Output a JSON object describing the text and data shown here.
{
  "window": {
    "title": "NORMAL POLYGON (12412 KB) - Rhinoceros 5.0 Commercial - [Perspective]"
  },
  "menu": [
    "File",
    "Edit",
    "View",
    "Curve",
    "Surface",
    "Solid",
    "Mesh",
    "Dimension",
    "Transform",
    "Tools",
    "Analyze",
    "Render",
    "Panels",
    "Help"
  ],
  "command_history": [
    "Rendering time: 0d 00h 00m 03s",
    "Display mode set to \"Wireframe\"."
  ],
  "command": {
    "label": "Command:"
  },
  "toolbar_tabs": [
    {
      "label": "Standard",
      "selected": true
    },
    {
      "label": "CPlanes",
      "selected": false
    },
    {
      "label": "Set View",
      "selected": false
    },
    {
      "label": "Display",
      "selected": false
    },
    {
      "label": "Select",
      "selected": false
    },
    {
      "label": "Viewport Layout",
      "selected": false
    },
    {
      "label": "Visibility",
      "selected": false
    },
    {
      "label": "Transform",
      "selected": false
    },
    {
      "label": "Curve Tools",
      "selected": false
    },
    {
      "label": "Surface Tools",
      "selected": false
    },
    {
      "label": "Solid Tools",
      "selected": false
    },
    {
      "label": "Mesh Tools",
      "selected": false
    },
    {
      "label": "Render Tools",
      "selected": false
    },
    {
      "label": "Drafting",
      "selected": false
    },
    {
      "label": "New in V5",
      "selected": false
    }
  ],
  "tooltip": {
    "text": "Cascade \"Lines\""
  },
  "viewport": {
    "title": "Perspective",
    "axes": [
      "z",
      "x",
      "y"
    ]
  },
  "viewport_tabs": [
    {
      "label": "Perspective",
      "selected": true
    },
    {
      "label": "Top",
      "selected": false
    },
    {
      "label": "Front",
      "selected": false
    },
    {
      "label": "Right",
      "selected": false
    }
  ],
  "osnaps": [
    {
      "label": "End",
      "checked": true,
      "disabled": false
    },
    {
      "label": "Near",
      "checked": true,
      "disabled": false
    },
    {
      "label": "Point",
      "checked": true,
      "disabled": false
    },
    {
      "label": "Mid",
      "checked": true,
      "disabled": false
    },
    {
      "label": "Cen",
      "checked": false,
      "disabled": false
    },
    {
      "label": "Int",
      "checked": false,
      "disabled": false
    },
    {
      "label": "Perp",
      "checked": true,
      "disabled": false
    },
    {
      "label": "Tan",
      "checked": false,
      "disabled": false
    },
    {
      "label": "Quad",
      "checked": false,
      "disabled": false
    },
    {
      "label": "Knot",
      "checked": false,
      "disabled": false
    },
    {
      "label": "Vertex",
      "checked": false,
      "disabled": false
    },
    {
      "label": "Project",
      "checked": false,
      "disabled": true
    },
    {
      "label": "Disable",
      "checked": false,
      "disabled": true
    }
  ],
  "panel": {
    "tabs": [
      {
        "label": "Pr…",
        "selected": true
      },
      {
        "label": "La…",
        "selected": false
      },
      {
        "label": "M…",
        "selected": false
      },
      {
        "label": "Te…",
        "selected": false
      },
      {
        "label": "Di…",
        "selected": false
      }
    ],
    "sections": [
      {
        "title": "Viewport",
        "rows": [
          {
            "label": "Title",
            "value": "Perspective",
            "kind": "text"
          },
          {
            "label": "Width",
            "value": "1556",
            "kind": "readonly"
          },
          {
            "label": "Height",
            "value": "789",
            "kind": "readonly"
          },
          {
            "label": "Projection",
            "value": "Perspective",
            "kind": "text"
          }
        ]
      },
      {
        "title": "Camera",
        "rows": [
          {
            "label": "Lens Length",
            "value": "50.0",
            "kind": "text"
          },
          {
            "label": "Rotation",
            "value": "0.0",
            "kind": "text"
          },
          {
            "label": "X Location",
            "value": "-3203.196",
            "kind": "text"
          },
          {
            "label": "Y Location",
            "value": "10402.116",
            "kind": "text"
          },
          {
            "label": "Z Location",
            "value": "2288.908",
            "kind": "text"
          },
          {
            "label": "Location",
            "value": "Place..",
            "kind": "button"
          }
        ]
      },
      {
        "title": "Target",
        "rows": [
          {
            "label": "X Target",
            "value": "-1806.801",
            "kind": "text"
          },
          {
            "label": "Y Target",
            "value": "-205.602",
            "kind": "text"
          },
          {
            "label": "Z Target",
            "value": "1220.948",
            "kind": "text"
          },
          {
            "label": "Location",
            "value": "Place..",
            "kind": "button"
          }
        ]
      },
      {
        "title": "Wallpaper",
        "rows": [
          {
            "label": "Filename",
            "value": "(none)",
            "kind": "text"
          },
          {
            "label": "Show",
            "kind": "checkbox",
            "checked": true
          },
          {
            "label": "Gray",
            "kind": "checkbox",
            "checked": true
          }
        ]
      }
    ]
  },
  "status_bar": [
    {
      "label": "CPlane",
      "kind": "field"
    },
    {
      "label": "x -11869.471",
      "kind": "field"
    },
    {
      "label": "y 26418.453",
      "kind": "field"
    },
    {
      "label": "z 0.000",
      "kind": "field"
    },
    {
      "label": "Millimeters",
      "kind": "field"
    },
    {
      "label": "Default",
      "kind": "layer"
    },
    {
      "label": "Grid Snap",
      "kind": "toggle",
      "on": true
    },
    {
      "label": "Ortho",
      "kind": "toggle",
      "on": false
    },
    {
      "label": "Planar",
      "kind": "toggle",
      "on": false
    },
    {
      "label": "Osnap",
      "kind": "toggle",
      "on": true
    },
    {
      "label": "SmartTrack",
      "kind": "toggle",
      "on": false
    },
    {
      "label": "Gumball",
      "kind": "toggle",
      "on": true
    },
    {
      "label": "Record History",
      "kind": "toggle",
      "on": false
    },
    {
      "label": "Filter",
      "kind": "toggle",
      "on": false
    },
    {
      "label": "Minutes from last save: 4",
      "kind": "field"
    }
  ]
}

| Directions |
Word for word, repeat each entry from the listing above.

| Result of this task |
Output a JSON object describing the text and data shown here.
{
  "window": {
    "title": "NORMAL POLYGON (12412 KB) - Rhinoceros 5.0 Commercial - [Perspective]"
  },
  "menu": [
    "File",
    "Edit",
    "View",
    "Curve",
    "Surface",
    "Solid",
    "Mesh",
    "Dimension",
    "Transform",
    "Tools",
    "Analyze",
    "Render",
    "Panels",
    "Help"
  ],
  "command_history": [
    "Rendering time: 0d 00h 00m 03s",
    "Display mode set to \"Wireframe\"."
  ],
  "command": {
    "label": "Command:"
  },
  "toolbar_tabs": [
    {
      "label": "Standard",
      "selected": true
    },
    {
      "label": "CPlanes",
      "selected": false
    },
    {
      "label": "Set View",
      "selected": false
    },
    {
      "label": "Display",
      "selected": false
    },
    {
      "label": "Select",
      "selected": false
    },
    {
      "label": "Viewport Layout",
      "selected": false
    },
    {
      "label": "Visibility",
      "selected": false
    },
    {
      "label": "Transform",
      "selected": false
    },
    {
      "label": "Curve Tools",
      "selected": false
    },
    {
      "label": "Surface Tools",
      "selected": false
    },
    {
      "label": "Solid Tools",
      "selected": false
    },
    {
      "label": "Mesh Tools",
      "selected": false
    },
    {
      "label": "Render Tools",
      "selected": false
    },
    {
      "label": "Drafting",
      "selected": false
    },
    {
      "label": "New in V5",
      "selected": false
    }
  ],
  "tooltip": {
    "text": "Cascade \"Lines\""
  },
  "viewport": {
    "title": "Perspective",
    "axes": [
      "z",
      "x",
      "y"
    ]
  },
  "viewport_tabs": [
    {
      "label": "Perspective",
      "selected": true
    },
    {
      "label": "Top",
      "selected": false
    },
    {
      "label": "Front",
      "selected": false
    },
    {
      "label": "Right",
      "selected": false
    }
  ],
  "osnaps": [
    {
      "label": "End",
      "checked": true,
      "disabled": false
    },
    {
      "label": "Near",
      "checked": true,
      "disabled": false
    },
    {
      "label": "Point",
      "checked": true,
      "disabled": false
    },
    {
      "label": "Mid",
      "checked": true,
      "disabled": false
    },
    {
      "label": "Cen",
      "checked": false,
      "disabled": false
    },
    {
      "label": "Int",
      "checked": false,
      "disabled": false
    },
    {
      "label": "Perp",
      "checked": true,
      "disabled": false
    },
    {
      "label": "Tan",
      "checked": false,
      "disabled": false
    },
    {
      "label": "Quad",
      "checked": false,
      "disabled": false
    },
    {
      "label": "Knot",
      "checked": false,
      "disabled": false
    },
    {
      "label": "Vertex",
      "checked": false,
      "disabled": false
    },
    {
      "label": "Project",
      "checked": false,
      "disabled": true
    },
    {
      "label": "Disable",
      "checked": false,
      "disabled": true
    }
  ],
  "panel": {
    "tabs": [
      {
        "label": "Pr…",
        "selected": true
      },
      {
        "label": "La…",
        "selected": false
      },
      {
        "label": "M…",
        "selected": false
      },
      {
        "label": "Te…",
        "selected": false
      },
      {
        "label": "Di…",
        "selected": false
      }
    ],
    "sections": [
      {
        "title": "Viewport",
        "rows": [
          {
            "label": "Title",
            "value": "Perspective",
            "kind": "text"
          },
          {
            "label": "Width",
            "value": "1556",
            "kind": "readonly"
          },
          {
            "label": "Height",
            "value": "789",
            "kind": "readonly"
          },
          {
            "label": "Projection",
            "value": "Perspective",
            "kind": "text"
          }
        ]
      },
      {
        "title": "Camera",
        "rows": [
          {
            "label": "Lens Length",
            "value": "50.0",
            "kind": "text"
          },
          {
            "label": "Rotation",
            "value": "0.0",
            "kind": "text"
          },
          {
            "label": "X Location",
            "value": "-3203.196",
            "kind": "text"
          },
          {
            "label": "Y Location",
            "value": "10402.116",
            "kind": "text"
          },
          {
            "label": "Z Location",
            "value": "2288.908",
            "kind": "text"
          },
          {
            "label": "Location",
            "value": "Place..",
            "kind": "button"
          }
        ]
      },
      {
        "title": "Target",
        "rows": [
          {
            "label": "X Target",
            "value": "-1806.801",
            "kind": "text"
          },
          {
            "label": "Y Target",
            "value": "-205.602",
            "kind": "text"
          },
          {
            "label": "Z Target",
            "value": "1220.948",
            "kind": "text"
          },
          {
            "label": "Location",
            "value": "Place..",
            "kind": "button"
          }
        ]
      },
      {
        "title": "Wallpaper",
        "rows": [
          {
            "label": "Filename",
            "value": "(none)",
            "kind": "text"
          },
          {
            "label": "Show",
            "kind": "checkbox",
            "checked": true
          },
          {
            "label": "Gray",
            "kind": "checkbox",
            "checked": true
          }
        ]
      }
    ]
  },
  "status_bar": [
    {
      "label": "CPlane",
      "kind": "field"
    },
    {
      "label": "x -11869.471",
      "kind": "field"
    },
    {
      "label": "y 26418.453",
      "kind": "field"
    },
    {
      "label": "z 0.000",
      "kind": "field"
    },
    {
      "label": "Millimeters",
      "kind": "field"
    },
    {
      "label": "Default",
      "kind": "layer"
    },
    {
      "label": "Grid Snap",
      "kind": "toggle",
      "on": true
    },
    {
      "label": "Ortho",
      "kind": "toggle",
      "on": false
    },
    {
      "label": "Planar",
      "kind": "toggle",
      "on": false
    },
    {
      "label": "Osnap",
      "kind": "toggle",
      "on": true
    },
    {
      "label": "SmartTrack",
      "kind": "toggle",
      "on": false
    },
    {
      "label": "Gumball",
      "kind": "toggle",
      "on": true
    },
    {
      "label": "Record History",
      "kind": "toggle",
      "on": false
    },
    {
      "label": "Filter",
      "kind": "toggle",
      "on": false
    },
    {
      "label": "Minutes from last save: 4",
      "kind": "field"
    }
  ]
}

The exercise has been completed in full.